While communicating with students I use a variety of communication methods, the most common being Verbal. Verbal communication is good for providing feedback as it is instant but it may not be heard by the student, especially if the student has hearing difficulties. Teachers must be careful when providing verbal feedback as both positive and negative feedback can embarrass students when they are with their peers. There are many other negatives to verbal communication that could occur, such as communicating with jargon or acronyms that learners do not understand, providing too much information that is difficult to absorb in a short period and students not understanding as English is not their native language or they struggle with the English language.
“Non-verbal cues form an extremely important aspect of the communication process” (Gould & Roffey-Barentsen, 2014, p. 139) 55 percent of meaning conveyed is achieved through the use of body language, according to (Mehrabian, 1972). Body language can also be used to control behaviour; it is common for me to acknowledge a minor behaviour infringement with a disapproving look in the students’ direction. If this doesn’t provide the response I require I will escalate to another communication method such as verbal. It is important to consider the diverse cultures around the world; (Rayudu, 2010) says an innocent gesture in one culture may be offensive in another.
All students I teach have an organisation provided email account that they access on a regular basis. This is considered the most effective method of contacting a lecturer while a student is not physically within the building.
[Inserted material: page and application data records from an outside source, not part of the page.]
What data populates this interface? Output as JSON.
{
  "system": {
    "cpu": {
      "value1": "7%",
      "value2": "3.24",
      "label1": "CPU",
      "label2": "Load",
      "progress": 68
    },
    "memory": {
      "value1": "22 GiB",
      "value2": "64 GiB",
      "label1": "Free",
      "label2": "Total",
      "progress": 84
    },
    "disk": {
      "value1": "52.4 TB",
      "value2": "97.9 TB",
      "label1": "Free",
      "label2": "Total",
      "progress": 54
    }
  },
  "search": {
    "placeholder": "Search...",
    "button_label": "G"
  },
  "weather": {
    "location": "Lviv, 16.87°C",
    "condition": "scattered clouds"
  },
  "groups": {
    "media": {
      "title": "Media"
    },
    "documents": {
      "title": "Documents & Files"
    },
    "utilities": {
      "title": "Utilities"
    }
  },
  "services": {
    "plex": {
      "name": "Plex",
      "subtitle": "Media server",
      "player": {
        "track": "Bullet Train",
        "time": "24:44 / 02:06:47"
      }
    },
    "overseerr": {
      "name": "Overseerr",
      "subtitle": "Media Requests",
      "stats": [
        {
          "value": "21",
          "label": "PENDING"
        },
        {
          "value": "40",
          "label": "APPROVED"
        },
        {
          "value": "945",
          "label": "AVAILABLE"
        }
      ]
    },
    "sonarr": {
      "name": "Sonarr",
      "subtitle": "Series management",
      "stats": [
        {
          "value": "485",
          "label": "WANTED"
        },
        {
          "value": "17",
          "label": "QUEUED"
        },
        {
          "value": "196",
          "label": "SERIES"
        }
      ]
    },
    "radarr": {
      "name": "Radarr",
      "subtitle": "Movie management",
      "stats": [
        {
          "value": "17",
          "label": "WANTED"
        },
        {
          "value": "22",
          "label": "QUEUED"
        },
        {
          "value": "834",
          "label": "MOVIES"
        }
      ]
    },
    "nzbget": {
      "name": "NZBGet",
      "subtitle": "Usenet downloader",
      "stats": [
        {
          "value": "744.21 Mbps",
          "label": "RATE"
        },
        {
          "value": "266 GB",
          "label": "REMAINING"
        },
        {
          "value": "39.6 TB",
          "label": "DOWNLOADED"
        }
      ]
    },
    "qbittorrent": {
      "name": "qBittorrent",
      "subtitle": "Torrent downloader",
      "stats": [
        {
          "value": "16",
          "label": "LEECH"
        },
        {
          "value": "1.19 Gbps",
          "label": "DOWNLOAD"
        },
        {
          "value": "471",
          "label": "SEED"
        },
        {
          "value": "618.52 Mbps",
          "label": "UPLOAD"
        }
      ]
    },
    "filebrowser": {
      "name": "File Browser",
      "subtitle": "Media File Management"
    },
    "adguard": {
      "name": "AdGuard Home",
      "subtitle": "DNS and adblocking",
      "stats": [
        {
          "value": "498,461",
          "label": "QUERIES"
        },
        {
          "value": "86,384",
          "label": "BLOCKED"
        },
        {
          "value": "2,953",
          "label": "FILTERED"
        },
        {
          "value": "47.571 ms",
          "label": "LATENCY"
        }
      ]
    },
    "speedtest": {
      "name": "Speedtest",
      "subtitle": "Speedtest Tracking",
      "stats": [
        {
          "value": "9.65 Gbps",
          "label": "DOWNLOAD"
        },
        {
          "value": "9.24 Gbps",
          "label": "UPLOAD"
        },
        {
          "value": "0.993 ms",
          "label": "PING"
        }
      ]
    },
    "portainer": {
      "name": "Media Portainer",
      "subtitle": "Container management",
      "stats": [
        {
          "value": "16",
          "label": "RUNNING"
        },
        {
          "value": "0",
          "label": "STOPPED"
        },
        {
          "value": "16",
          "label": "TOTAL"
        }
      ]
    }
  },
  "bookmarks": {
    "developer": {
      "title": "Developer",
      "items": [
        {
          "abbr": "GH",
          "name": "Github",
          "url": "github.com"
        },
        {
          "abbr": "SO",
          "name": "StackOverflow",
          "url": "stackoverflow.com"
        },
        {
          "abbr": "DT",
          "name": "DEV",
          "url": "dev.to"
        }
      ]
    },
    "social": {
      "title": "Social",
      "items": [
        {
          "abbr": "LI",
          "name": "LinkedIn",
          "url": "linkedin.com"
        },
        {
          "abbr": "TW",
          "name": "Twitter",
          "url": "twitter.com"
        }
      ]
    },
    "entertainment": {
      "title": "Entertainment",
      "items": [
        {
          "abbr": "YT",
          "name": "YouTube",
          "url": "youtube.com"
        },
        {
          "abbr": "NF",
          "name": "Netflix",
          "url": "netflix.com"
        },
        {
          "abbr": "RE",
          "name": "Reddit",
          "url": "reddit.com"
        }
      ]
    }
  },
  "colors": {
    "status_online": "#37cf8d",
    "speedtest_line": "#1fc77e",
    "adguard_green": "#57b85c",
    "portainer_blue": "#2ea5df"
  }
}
It is common for students to inform me via email that they will not be attending due to illness. I would utilise email to inform students of teaching related information, such as closure, staff illness, change of room, etc. I also provide written feedback via email so that students can read the feedback at their own time and pace. Maintaining a record of email communication can be useful in the event evidence is required of comments made. Email has some negatives, such as some attachments are blocked without notification, as a result either party in the communication will not be informed that the email has not reached its destination. It is also common for students to forget to check their email on a regular basis as they have their own personal email accounts, resulting in missed communication. A similar but less formal method of communication is social media, it is far less common for students to miss this form of communication, however, it can be seen as blurring the lines between student and lecturer due to being in a social environment. Social media is also not suitable for any communication that should be confidential as the message could be displayed to the students’ peers.